In the summer of ’08 I brought Andrew’s plight up to our Men’s Prayer Group, a group of 6-7 who meet regularly on Monday mornings. Peter, an engineer with GE who leads our group suggested that we pray not only for Andrew’s physical restoration and family but most importantly for his salvation. I did not know where Andrew had ever heard the good news of salvation or had asked Christ to come into his heart [life]. A few months later I purchased a Bible and asked our group if they would sign it for Andrew.
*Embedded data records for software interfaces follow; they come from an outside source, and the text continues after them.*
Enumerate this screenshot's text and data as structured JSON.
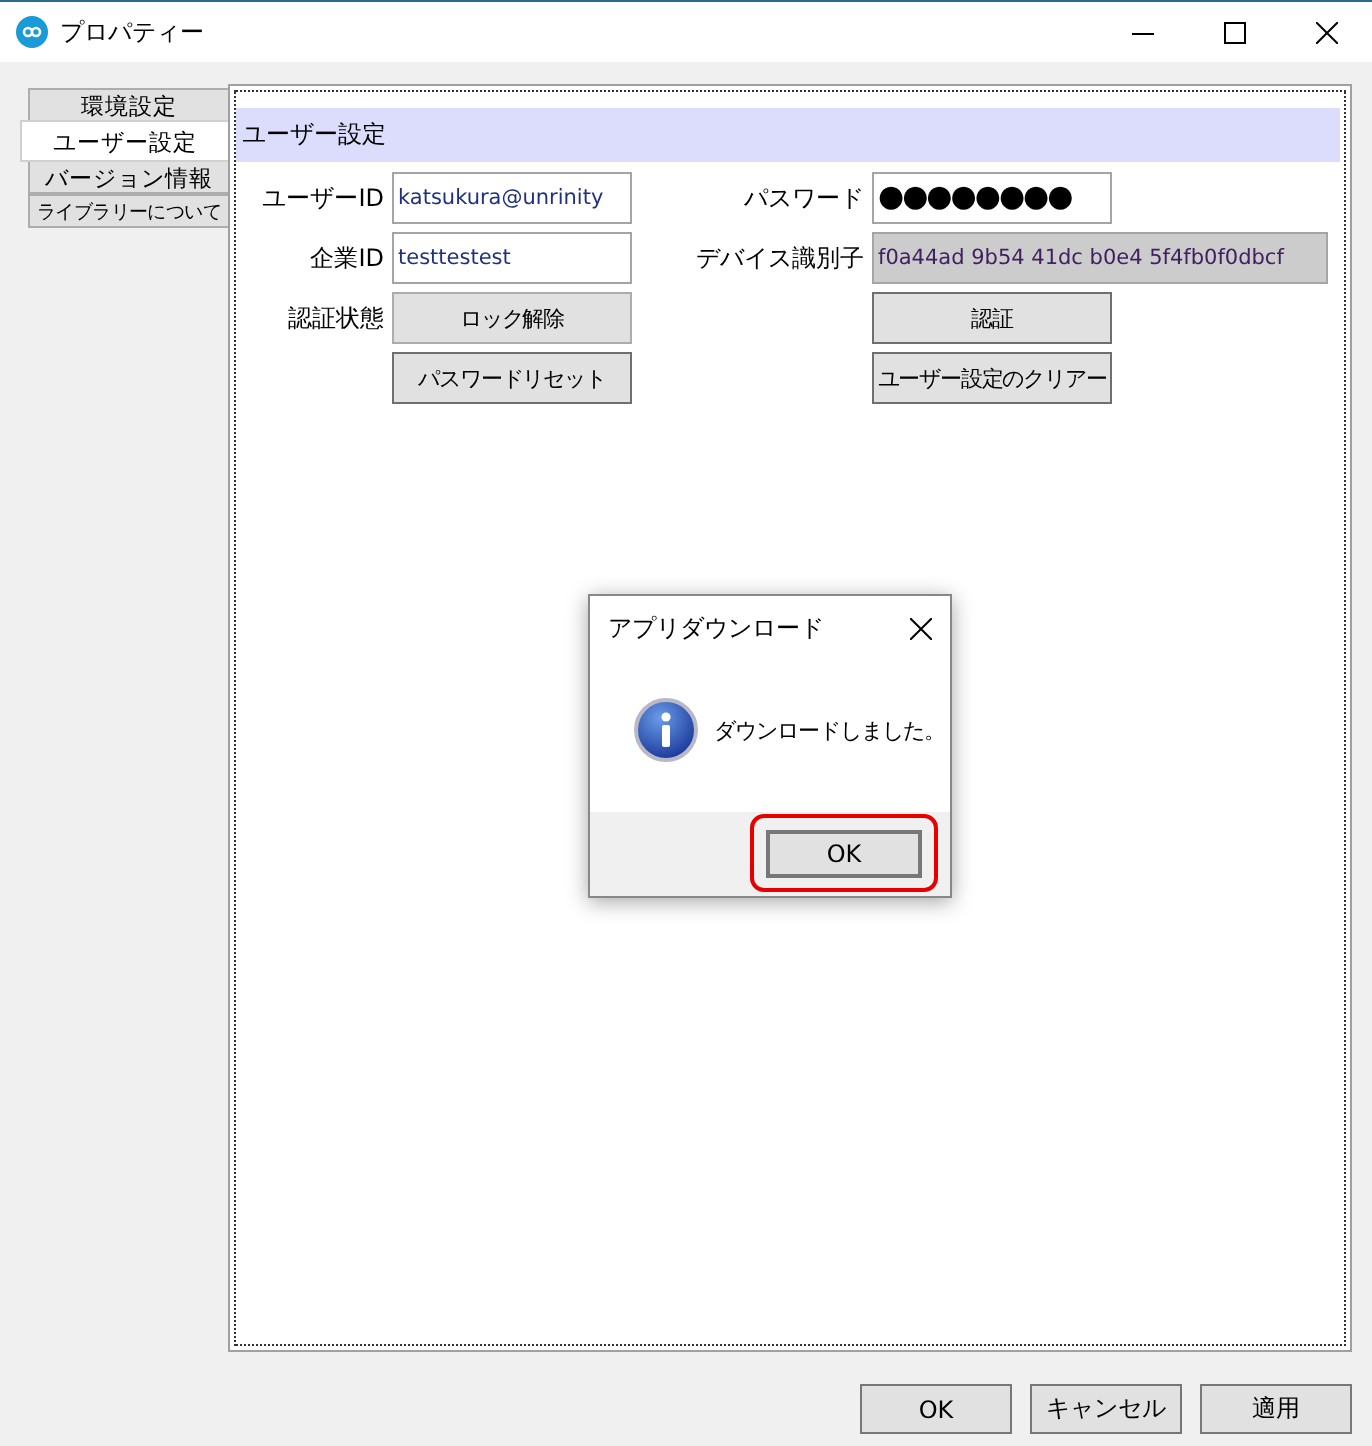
{
  "window": {
    "title": "プロパティー"
  },
  "tabs": [
    {
      "label": "環境設定",
      "selected": false
    },
    {
      "label": "ユーザー設定",
      "selected": true
    },
    {
      "label": "バージョン情報",
      "selected": false
    },
    {
      "label": "ライブラリーについて",
      "selected": false
    }
  ],
  "section": {
    "title": "ユーザー設定"
  },
  "left": [
    {
      "kind": "input",
      "label": "ユーザーID",
      "value": "katsukura@unrinity"
    },
    {
      "kind": "input",
      "label": "企業ID",
      "value": "testtestest"
    },
    {
      "kind": "status",
      "label": "認証状態",
      "value": "ロック解除"
    },
    {
      "kind": "button",
      "value": "パスワードリセット"
    }
  ],
  "right": [
    {
      "kind": "password",
      "label": "パスワード",
      "value": "●●●●●●●●"
    },
    {
      "kind": "readonly",
      "label": "デバイス識別子",
      "value": "f0a44ad 9b54 41dc b0e4 5f4fb0f0dbcf"
    },
    {
      "kind": "button",
      "value": "認証"
    },
    {
      "kind": "button",
      "value": "ユーザー設定のクリアー"
    }
  ],
  "dialog": {
    "title": "アプリダウンロード",
    "message": "ダウンロードしました。",
    "button": {
      "label": "OK",
      "highlighted": true
    }
  },
  "buttons": [
    "OK",
    "キャンセル",
    "適用"
  ]
}
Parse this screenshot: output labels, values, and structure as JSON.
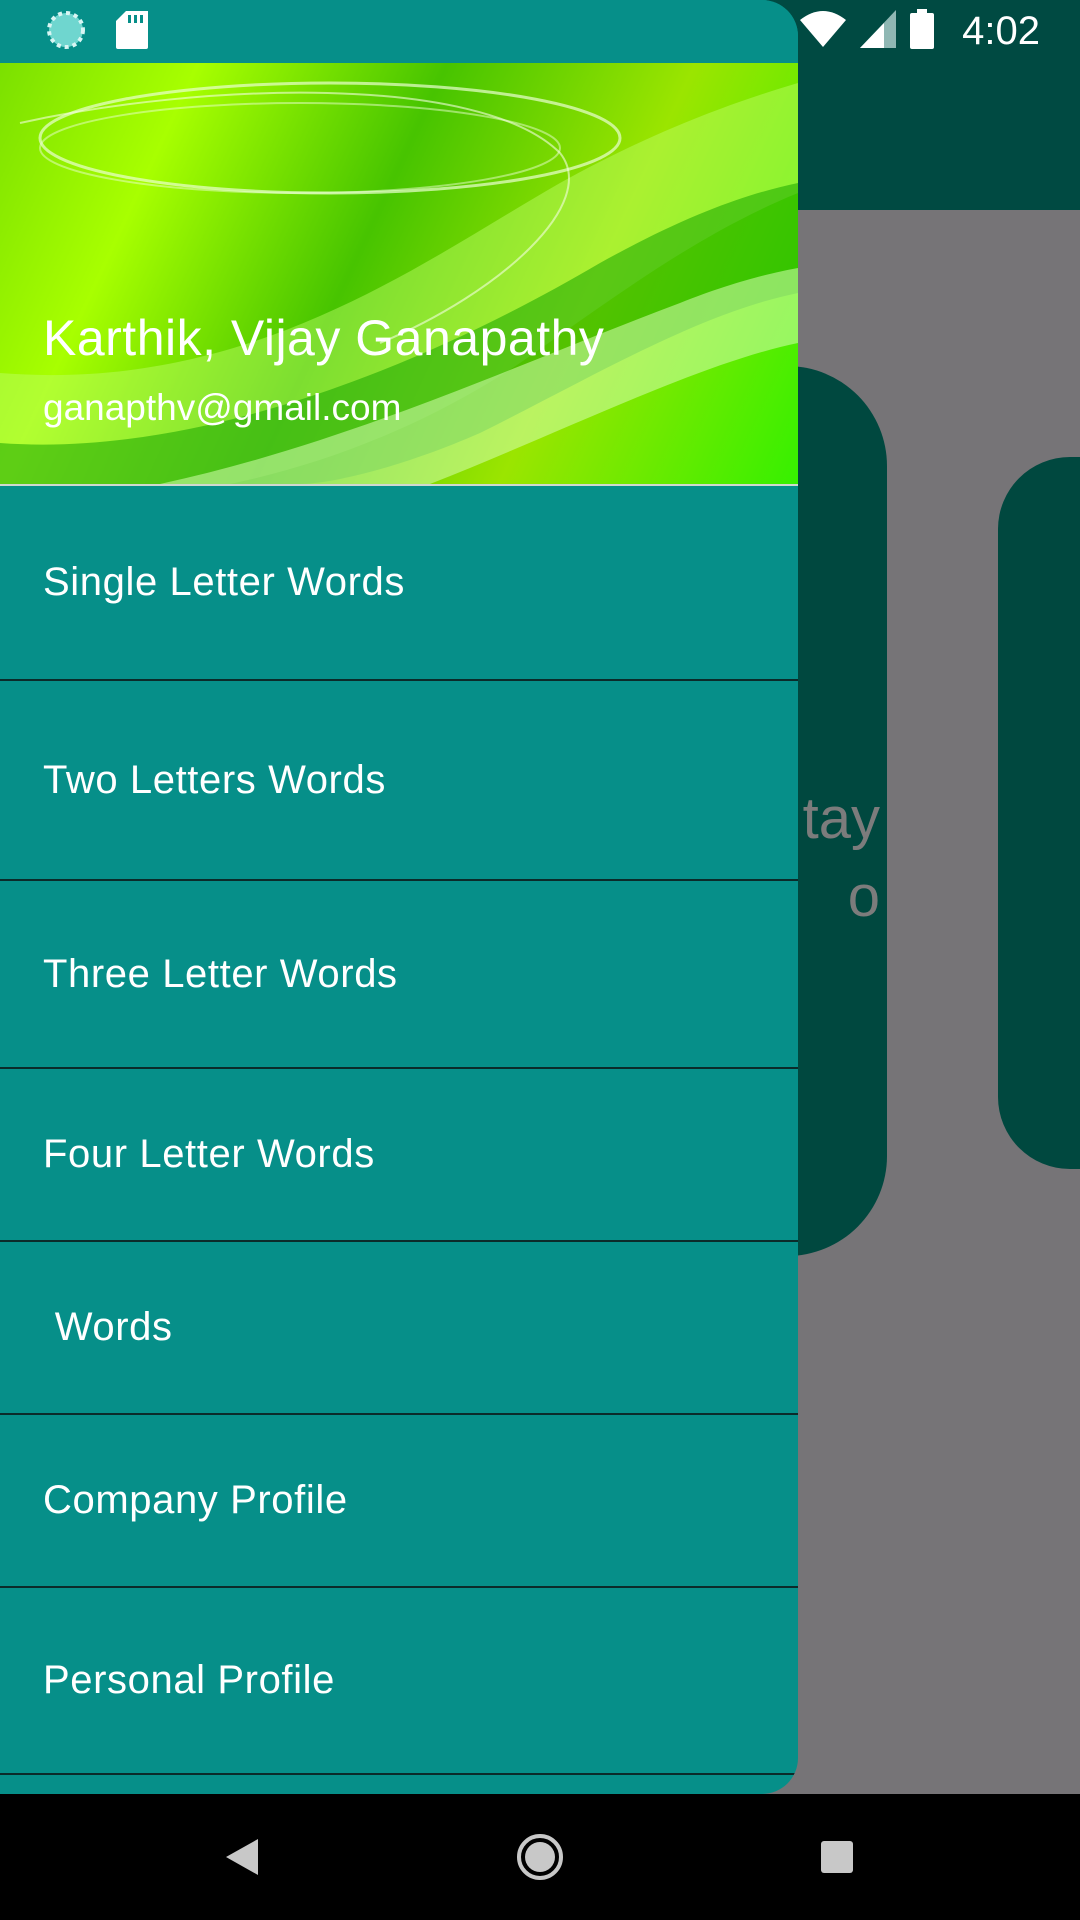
{
  "status_bar": {
    "time": "4:02",
    "icons": [
      "sync-icon",
      "sd-card-icon",
      "wifi-icon",
      "signal-icon",
      "battery-icon"
    ]
  },
  "background": {
    "partial_text_line1": "tay",
    "partial_text_line2": "o"
  },
  "drawer": {
    "header": {
      "name": "Karthik, Vijay Ganapathy",
      "email": "ganapthv@gmail.com"
    },
    "items": [
      {
        "label": "Single Letter Words"
      },
      {
        "label": "Two Letters Words"
      },
      {
        "label": "Three Letter Words"
      },
      {
        "label": "Four Letter Words"
      },
      {
        "label": " Words"
      },
      {
        "label": "Company Profile"
      },
      {
        "label": "Personal Profile"
      }
    ]
  },
  "nav_bar": {
    "buttons": [
      "back-icon",
      "home-icon",
      "recents-icon"
    ]
  },
  "colors": {
    "drawer_bg": "#068f89",
    "app_bar": "#004a42",
    "scrim": "#767477",
    "divider": "#0b2b2a"
  }
}
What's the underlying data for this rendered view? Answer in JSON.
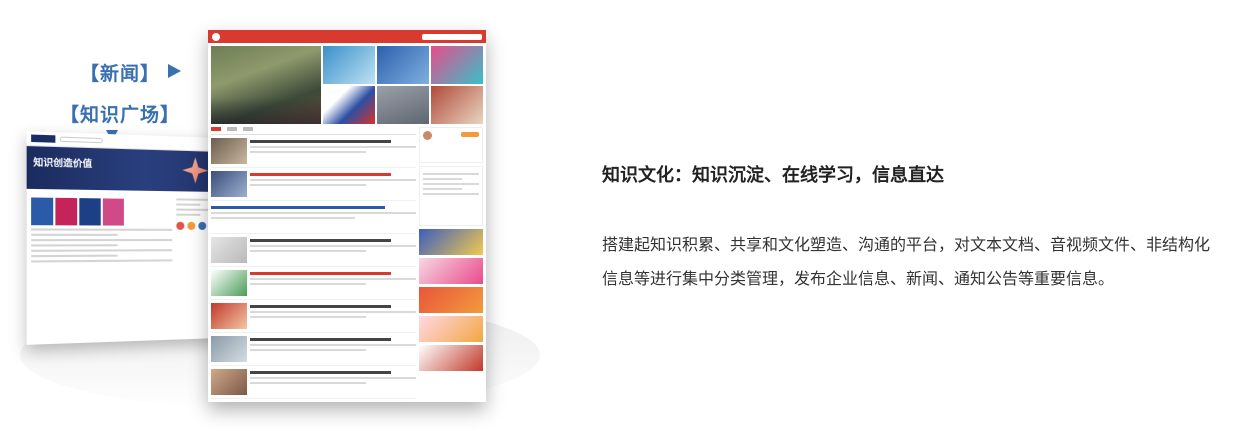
{
  "callouts": {
    "news_label": "【新闻】",
    "knowledge_label": "【知识广场】"
  },
  "knowledge_screen": {
    "banner_title": "知识创造价值"
  },
  "feature": {
    "title": "知识文化：知识沉淀、在线学习，信息直达",
    "description": "搭建起知识积累、共享和文化塑造、沟通的平台，对文本文档、音视频文件、非结构化信息等进行集中分类管理，发布企业信息、新闻、通知公告等重要信息。"
  },
  "colors": {
    "accent_blue": "#3a6fb0",
    "news_red": "#d83a30",
    "kb_navy": "#1b2b5e",
    "ad_orange": "#f39a3c"
  },
  "icons": {
    "news_arrow": "arrow-right-icon",
    "knowledge_arrow": "arrow-down-icon"
  }
}
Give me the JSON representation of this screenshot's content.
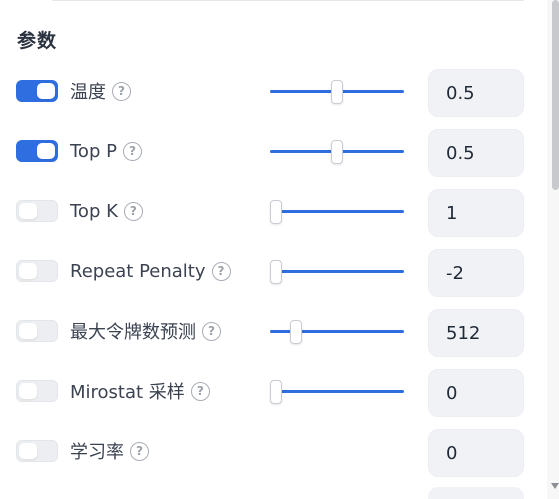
{
  "section": {
    "title": "参数"
  },
  "params": [
    {
      "label": "温度",
      "enabled": true,
      "slider": 0.5,
      "value": "0.5",
      "has_slider": true
    },
    {
      "label": "Top P",
      "enabled": true,
      "slider": 0.5,
      "value": "0.5",
      "has_slider": true
    },
    {
      "label": "Top K",
      "enabled": false,
      "slider": 0.0,
      "value": "1",
      "has_slider": true
    },
    {
      "label": "Repeat Penalty",
      "enabled": false,
      "slider": 0.0,
      "value": "-2",
      "has_slider": true
    },
    {
      "label": "最大令牌数预测",
      "enabled": false,
      "slider": 0.16,
      "value": "512",
      "has_slider": true
    },
    {
      "label": "Mirostat 采样",
      "enabled": false,
      "slider": 0.0,
      "value": "0",
      "has_slider": true
    },
    {
      "label": "学习率",
      "enabled": false,
      "slider": null,
      "value": "0",
      "has_slider": false
    }
  ],
  "help_glyph": "?",
  "icons": {
    "help": "help-circle-icon",
    "scroll_down": "chevron-down-icon"
  },
  "colors": {
    "accent": "#2f6ee0",
    "input_bg": "#f1f2f5",
    "toggle_off": "#eceef1"
  }
}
I had no idea whether Andrew would want to read it but when I stopped by to drop it off his wife Kelly was most grateful . For the next year our group continued to remember Andrew in our prayers.

Last Thursday afternoon Andrew’s wife Kelly called me out of the "blue" to say that Andrew would like me to could come over and read to him from the Bible that I had dropped off the previous year; I said “yes”! On the way over I called Bo Matthews, Sr. Pastor of Brandywine Valley Baptist Church in Wilm DE and Peter Mason, Sr. Pastor of Faith Baptist Church in Rexford, NY for advice on where to start when reading the Bible to someone for perhaps the first time - they both said start with Romans 8. I added John 3:16-17, Matthew 5 (first chapter of Jesus’ sermon on the mount) and two of favorite Psalms; 19 and 23.

After reading I asked Andrew if he would like to invite Jesus into his heart to receive the gift of eternal salvation and someday soon a whole new body. To do so all he would have to do is pray in his heart acknowledging to Jesus that he’s a sinner and to ask for forgiveness of those sins and believe that Jesus came and died on the cross to offer that forgiveness.

“If we confess our sins, he is faithful and just to forgive us our sins, and to cleanse us from all unrighteousness.”

I John 1:

There was no formal religious ceremony, just Andrew and the Lord. I closed by praying with Andrew and asked the Lord to wrap His arms around Andrew and to hold him and bring him the joy, peace and hope that can only be found through a relationship with the Lord.

I can’t wait to go back and read some more.